“Damn sure.”
Small chunks of plaster fell on the bank managers head .He promptly feinted dead away.
Simms turned his attention to Mildred who was looking at him disapprovingly. He had seen that look before. Mildred was a spinster who played the organ and had been his Sunday school teacher at the Baptist Church. He used to get that look when he bothered the girls instead of paying attention to scripture.
“You don’t need to do this Clarence.” He could tell she wasn’t the least bit scared.
“I’m sorry Miss Barner but I do. Give me all the cash.”
As she began to scoop bills into a bag, Simms turned to check on Blanton. He heard a roar like thunder and felt like his mare had kicked him square in the chest. He found himself sitting on the bank’s hardwood floor. Looking down, he saw blood soaking his chambray shirt. When he glanced at Mildred, she held a Colt revolver.
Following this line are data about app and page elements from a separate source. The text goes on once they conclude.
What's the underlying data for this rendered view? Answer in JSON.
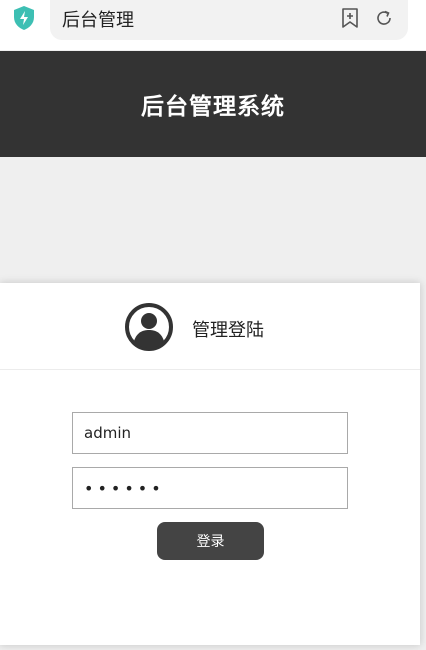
{
  "browser": {
    "title": "后台管理",
    "icons": [
      "shield-icon",
      "bookmark-add-icon",
      "refresh-icon"
    ],
    "accent": "#3dbfb3"
  },
  "header": {
    "title": "后台管理系统",
    "background": "#333333"
  },
  "login": {
    "title": "管理登陆",
    "avatar_icon": "user-avatar-icon",
    "username_value": "admin",
    "password_value": "••••••",
    "submit_label": "登录",
    "button_color": "#444444"
  }
}
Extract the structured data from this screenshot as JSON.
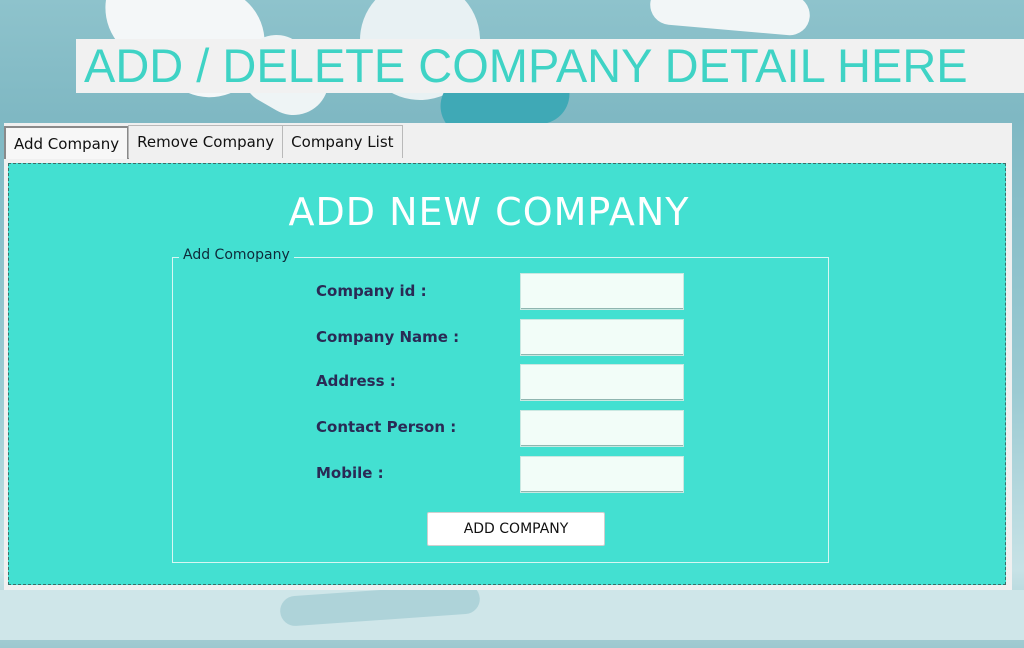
{
  "banner": {
    "title": "ADD / DELETE COMPANY DETAIL HERE"
  },
  "tabs": [
    {
      "label": "Add Company",
      "active": true
    },
    {
      "label": "Remove Company",
      "active": false
    },
    {
      "label": "Company List",
      "active": false
    }
  ],
  "panel": {
    "title": "ADD NEW COMPANY",
    "group_label": "Add Comopany",
    "fields": [
      {
        "label": "Company id :",
        "value": ""
      },
      {
        "label": "Company Name :",
        "value": ""
      },
      {
        "label": "Address  :",
        "value": ""
      },
      {
        "label": "Contact Person :",
        "value": ""
      },
      {
        "label": "Mobile :",
        "value": ""
      }
    ],
    "submit_label": "ADD COMPANY"
  },
  "colors": {
    "accent": "#43e0d1",
    "banner_text": "#3fd3c5",
    "label_text": "#2a2a55",
    "input_bg": "#f2fdf8"
  },
  "icons": []
}
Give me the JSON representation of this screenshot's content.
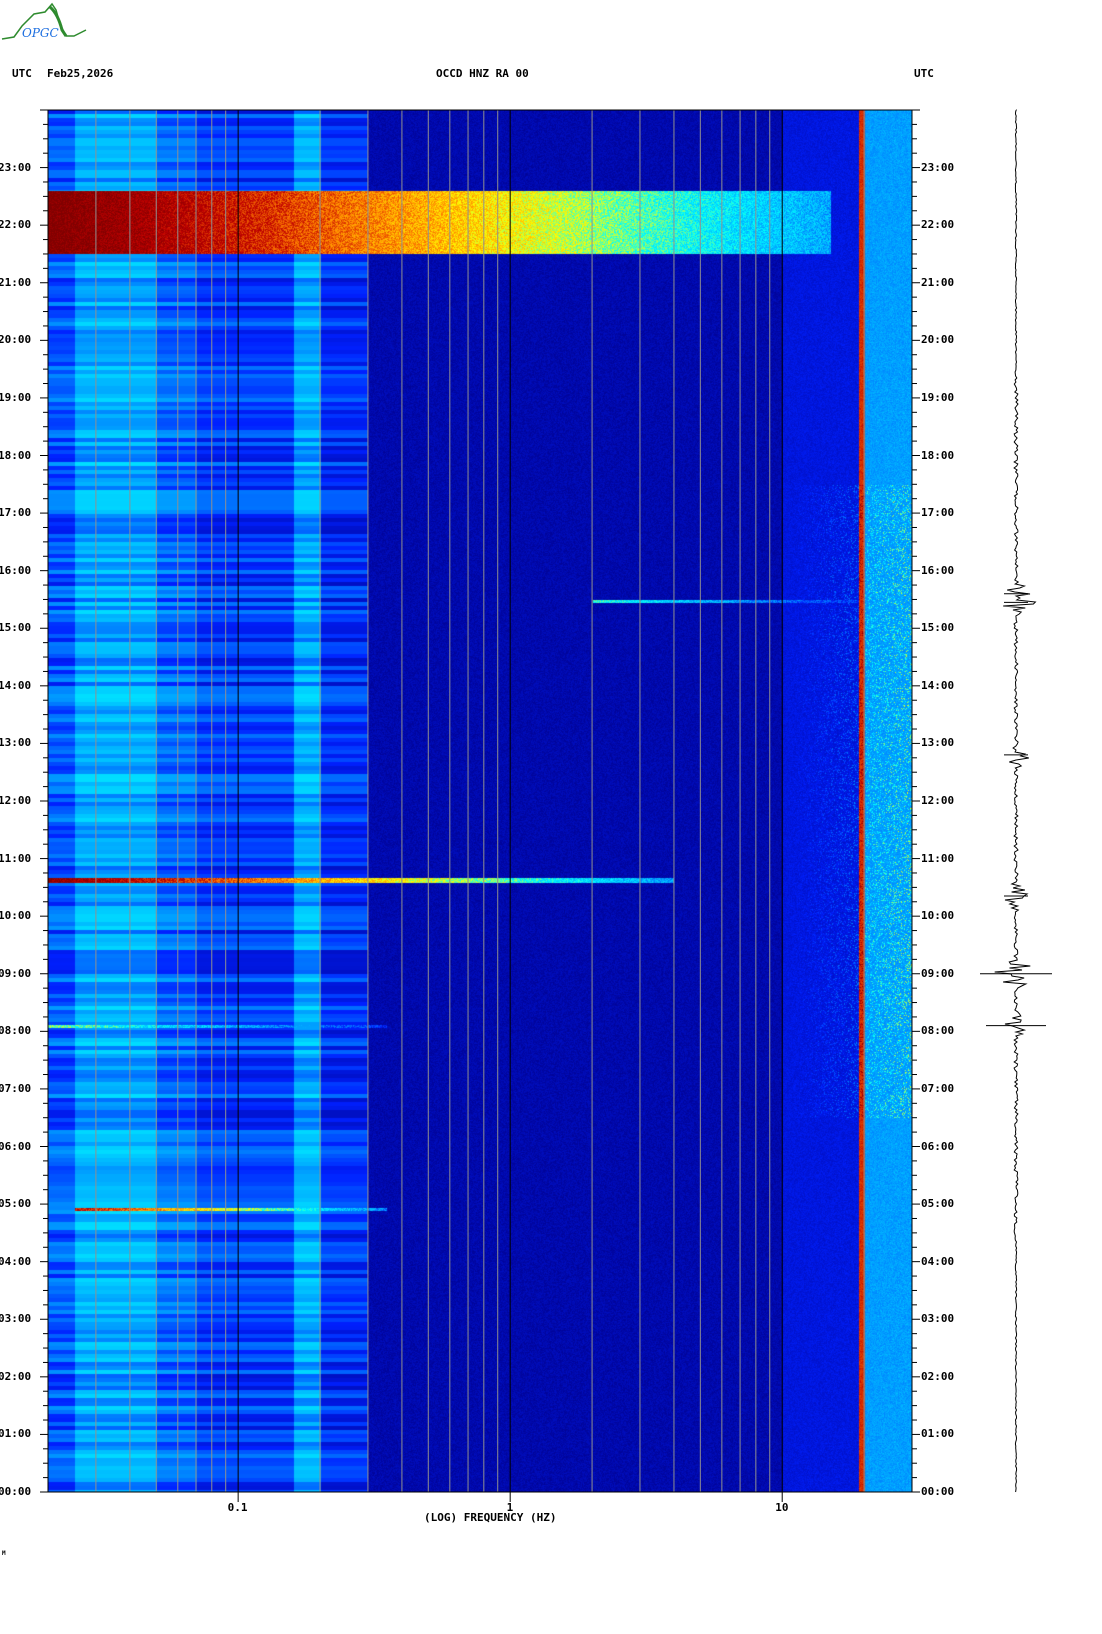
{
  "header": {
    "utc_left": "UTC",
    "date": "Feb25,2026",
    "station": "OCCD HNZ RA 00",
    "utc_right": "UTC"
  },
  "logo": {
    "text": "OPGC"
  },
  "footer_mark": "M",
  "chart_data": {
    "type": "heatmap",
    "title": "OCCD HNZ RA 00",
    "xlabel": "(LOG) FREQUENCY (HZ)",
    "ylabel": "UTC",
    "xscale": "log",
    "xlim": [
      0.02,
      30
    ],
    "ylim": [
      0,
      24
    ],
    "x_ticks": [
      {
        "value": 0.1,
        "label": "0.1"
      },
      {
        "value": 1,
        "label": "1"
      },
      {
        "value": 10,
        "label": "10"
      }
    ],
    "y_ticks": [
      "00:00",
      "01:00",
      "02:00",
      "03:00",
      "04:00",
      "05:00",
      "06:00",
      "07:00",
      "08:00",
      "09:00",
      "10:00",
      "11:00",
      "12:00",
      "13:00",
      "14:00",
      "15:00",
      "16:00",
      "17:00",
      "18:00",
      "19:00",
      "20:00",
      "21:00",
      "22:00",
      "23:00"
    ],
    "colorscale": [
      "#00008c",
      "#0020ff",
      "#00a0ff",
      "#00ffff",
      "#ffff00",
      "#ff8000",
      "#c00000",
      "#800000"
    ],
    "events": [
      {
        "name": "broadband-event",
        "t_start": 21.5,
        "t_end": 22.6,
        "f_min": 0.02,
        "f_max": 15,
        "intensity": 1.0
      },
      {
        "name": "teleseism-line",
        "t_start": 10.58,
        "t_end": 10.68,
        "f_min": 0.02,
        "f_max": 4,
        "intensity": 0.95
      },
      {
        "name": "event-0500",
        "t_start": 4.88,
        "t_end": 4.94,
        "f_min": 0.025,
        "f_max": 0.35,
        "intensity": 0.85
      },
      {
        "name": "event-0800",
        "t_start": 8.06,
        "t_end": 8.11,
        "f_min": 0.02,
        "f_max": 0.35,
        "intensity": 0.5
      },
      {
        "name": "event-1530",
        "t_start": 15.44,
        "t_end": 15.5,
        "f_min": 2,
        "f_max": 20,
        "intensity": 0.45
      }
    ],
    "persistent_line_hz": 19.5,
    "seismogram_bursts_hours": [
      15.6,
      15.45,
      12.8,
      10.35,
      9.0,
      8.1
    ]
  }
}
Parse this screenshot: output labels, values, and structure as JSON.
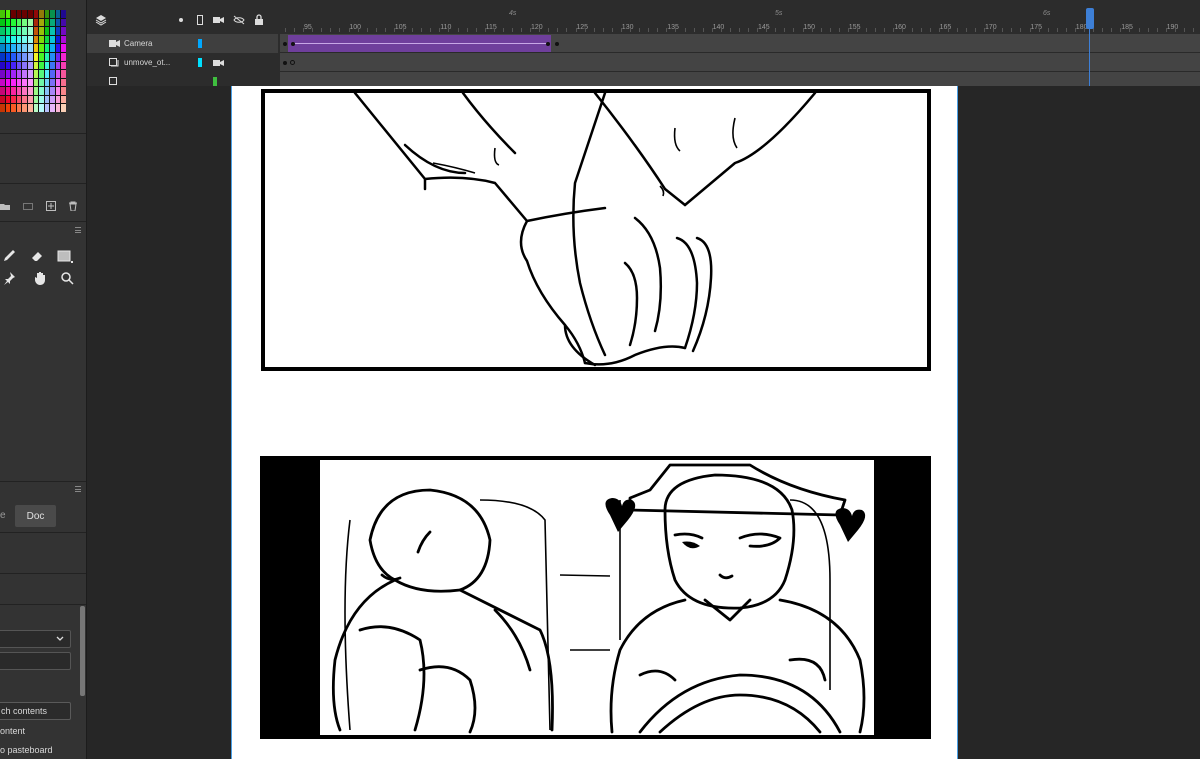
{
  "timeline": {
    "ruler_ticks": [
      "95",
      "100",
      "105",
      "110",
      "115",
      "120",
      "125",
      "130",
      "135",
      "140",
      "145",
      "150",
      "155",
      "160",
      "165",
      "170",
      "175",
      "180",
      "185",
      "190"
    ],
    "seconds_labels": [
      "4s",
      "5s",
      "6s"
    ],
    "current_frame": 180,
    "layers": [
      {
        "name": "Camera",
        "color": "#00a8ff"
      },
      {
        "name": "unmove_ot...",
        "color": "#00e0ff"
      }
    ]
  },
  "left_panel": {
    "tabs": {
      "first_partial": "e",
      "doc": "Doc"
    },
    "buttons": {
      "match_contents": "ch contents"
    },
    "labels": {
      "content": "ontent",
      "pasteboard": "o pasteboard"
    }
  }
}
“Damn,” he thought as the sunlit interior of the bank began to fade, “I wasn’t much of a farmer but I guess I weren’t cut out to be no bank robber either. A thin smile crossed his face.
He was ready for whatever came next.


Bio Bill Baber's crime fiction and poetry have appeared widely online and in numerous anthologies. His writing has earned Derringer Prize and best of the Net consideration. A book of his poetry, Where the Wind Comes to Play was published by Berberis Press in 2011. He lives in Tucson with his wife and a spoiled dog and has been known to cross the border for a cold beer. He is working on his first novel.